While I was privileged to be able to attend the festival (partly because I have a free place to stay in Park City) not everyone has that ability – and that expense does create a barrier.  This is well pointed out in Megan Gilbride and Rebecca Green's post from last week: Sundance Reinvented in which they propose an alternative touring structure for the Sundance festival that not only could reduce the cost of attending the festival but would enable filmmakers to use their premiere festivals (and the resources needed for a Sundance festival launch) to launch the entire distribution of their film - this is something I advocated for in Think Outside the Box Office and I think their proposed Reinvention could help a lot of filmmakers. It would also support art houses and most importantly help develop new audiences. 
Progress on the 6 Month Distribution Intensive

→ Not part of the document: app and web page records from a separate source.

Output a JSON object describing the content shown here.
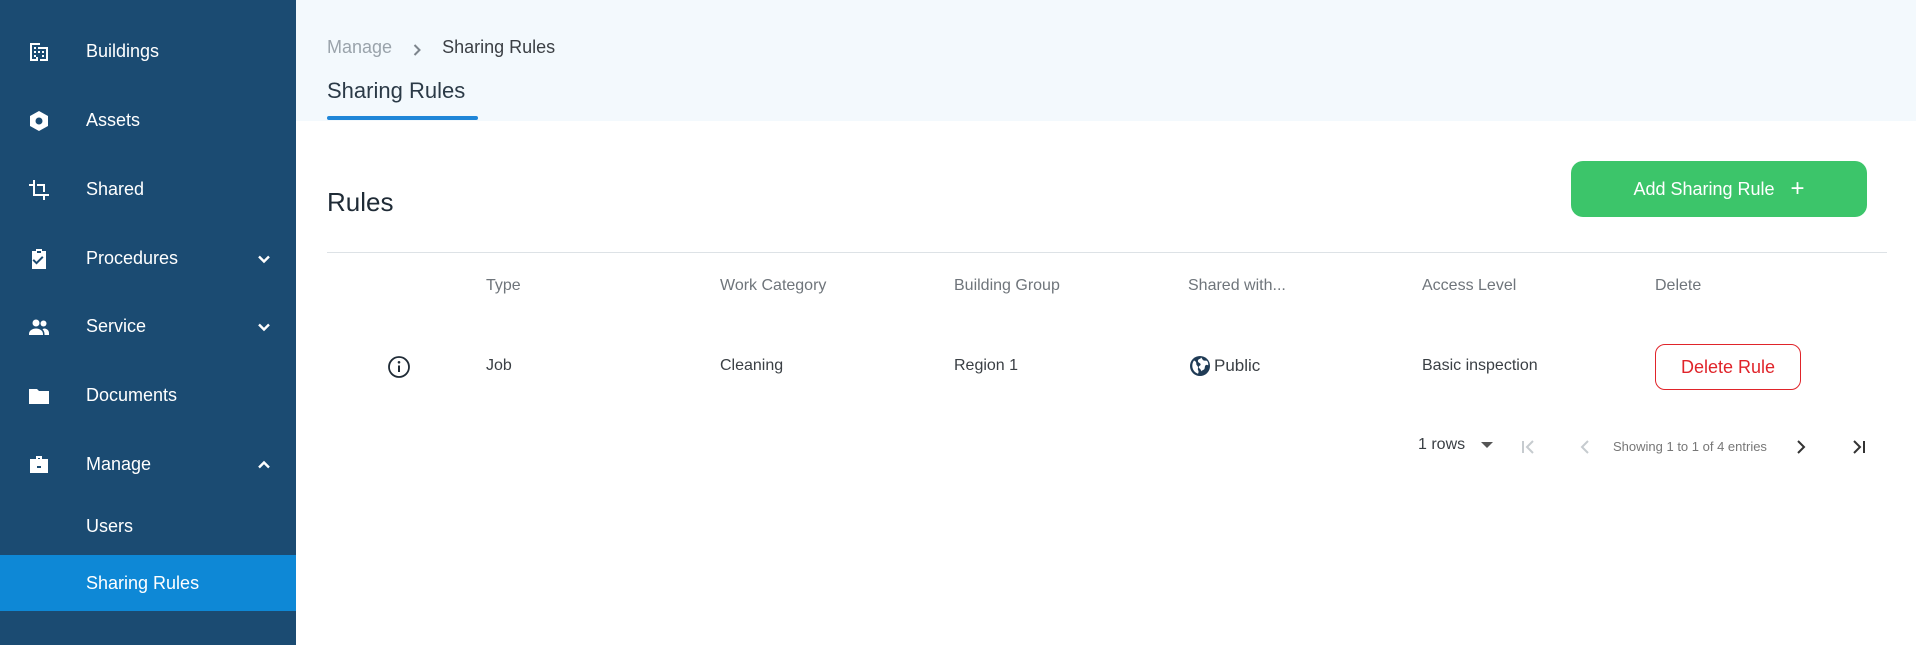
{
  "sidebar": {
    "items": [
      {
        "label": "Buildings",
        "icon": "building-icon"
      },
      {
        "label": "Assets",
        "icon": "hexagon-icon"
      },
      {
        "label": "Shared",
        "icon": "crop-icon"
      },
      {
        "label": "Procedures",
        "icon": "clipboard-check-icon",
        "expandable": true,
        "expanded": false
      },
      {
        "label": "Service",
        "icon": "people-icon",
        "expandable": true,
        "expanded": false
      },
      {
        "label": "Documents",
        "icon": "folder-icon"
      },
      {
        "label": "Manage",
        "icon": "briefcase-icon",
        "expandable": true,
        "expanded": true
      }
    ],
    "sub_items": [
      {
        "label": "Users",
        "active": false
      },
      {
        "label": "Sharing Rules",
        "active": true
      }
    ]
  },
  "breadcrumb": {
    "parent": "Manage",
    "current": "Sharing Rules"
  },
  "page": {
    "title": "Sharing Rules",
    "section_title": "Rules",
    "add_button_label": "Add Sharing Rule"
  },
  "table": {
    "columns": [
      "Type",
      "Work Category",
      "Building Group",
      "Shared with...",
      "Access Level",
      "Delete"
    ],
    "rows": [
      {
        "type": "Job",
        "work_category": "Cleaning",
        "building_group": "Region 1",
        "shared_with": "Public",
        "access_level": "Basic inspection",
        "delete_label": "Delete Rule"
      }
    ]
  },
  "pagination": {
    "rows_label": "1 rows",
    "info": "Showing 1 to 1 of 4 entries"
  },
  "colors": {
    "sidebar_bg": "#1b4b72",
    "sidebar_active": "#0e88d6",
    "accent_blue": "#1f86d8",
    "add_button": "#3cc56a",
    "delete_red": "#e0242a"
  }
}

Meanwhile, we are 2 months into the first cohort of the 6 Month Distribution Intensive that launched in December.  So far we have covered: All rights vs Split Rights deals, Marketing for Film 101, Budgeting, Windowing, Organic Social Media with the wonderful Dor Dotson (see her slide below on the myths of social media for filmmakers), Impact with Laura Fallsgraff (who I have had the pleasure to work with on four campaigns and who recently retired to become a high school history teacher - lucky kids!), An Overview of Event/Theatrical, Marketing Materials, 2 sets of 1x1s and more.  I've been really excited to see it come together and the benefit it has had for the filmmakers involved.  I've decided to launch another cohort in March/April. More info here or join one of our informational sessions.


OTHER NEWS:


Distribution Advocates has started a podcast where host Avril Speaks unravels the convoluted world of indie film distribution with honest insider stories. This show aims to examine the concerning practices of the current industry and hopes to find alternative solutions for a more sustainable distribution model. Their first episode features conversations with Pat Murphy, Orly Ravid, Alece Oxendine, Set Hernandez, Abby Sun, Efuru Flowers, and Kaila Sara Heir and demystifies the role of sales agents. Take a listen or read the transcript here. They released a second episode on the truth behind awards campaigns featuring Matt Stoller, Abby Sun, Rintu Thomas, Sushmit Ghosh and Kaila Sarah Hier. Check this second episode out here

Anthony Kaufman (who I was able to meet for the first time at Sundance) has been writing quite a few great pieces about film festivals.  Related to my notes above are Will This Year's Sundance Save Documentary Distribution (probably not).  He also recently wrote about the issues with film reviews at film festivals.  Kaufman points out how reviewers tend to “criticize films for what they’re not” when needing to review a film they just saw. When critics have a platform that is high enough to influence a good portion of a film's potential audience this can wreak havoc on a film’s distribution.


Because it is so good and such a jumping off point for important conversations, I'm going to highlight again Megan Gilbride and Rebecca Green's  Dear Producer post Sundance Reinvented where they indicate the problems of both monetary and physical access at the festival and propose a new kind of Sundance. “On average, a low-budget film can expect to spend (and scramble to raise) upwards of $50-75k to properly attend.” Gilbride and Green hypothesize a better future and point to Sundance’s Satellite Screens initiative which saw theaters around the country exhibiting films from Sundance during the pandemic, but the program was sadly discontinued after 2022. Sundance itself has considered moving away from Park City after its contract with the City runs out in 2026. But Green and Gilbride eloquently argue that the shift needs to be bigger and broader. Read the rest of the piece here.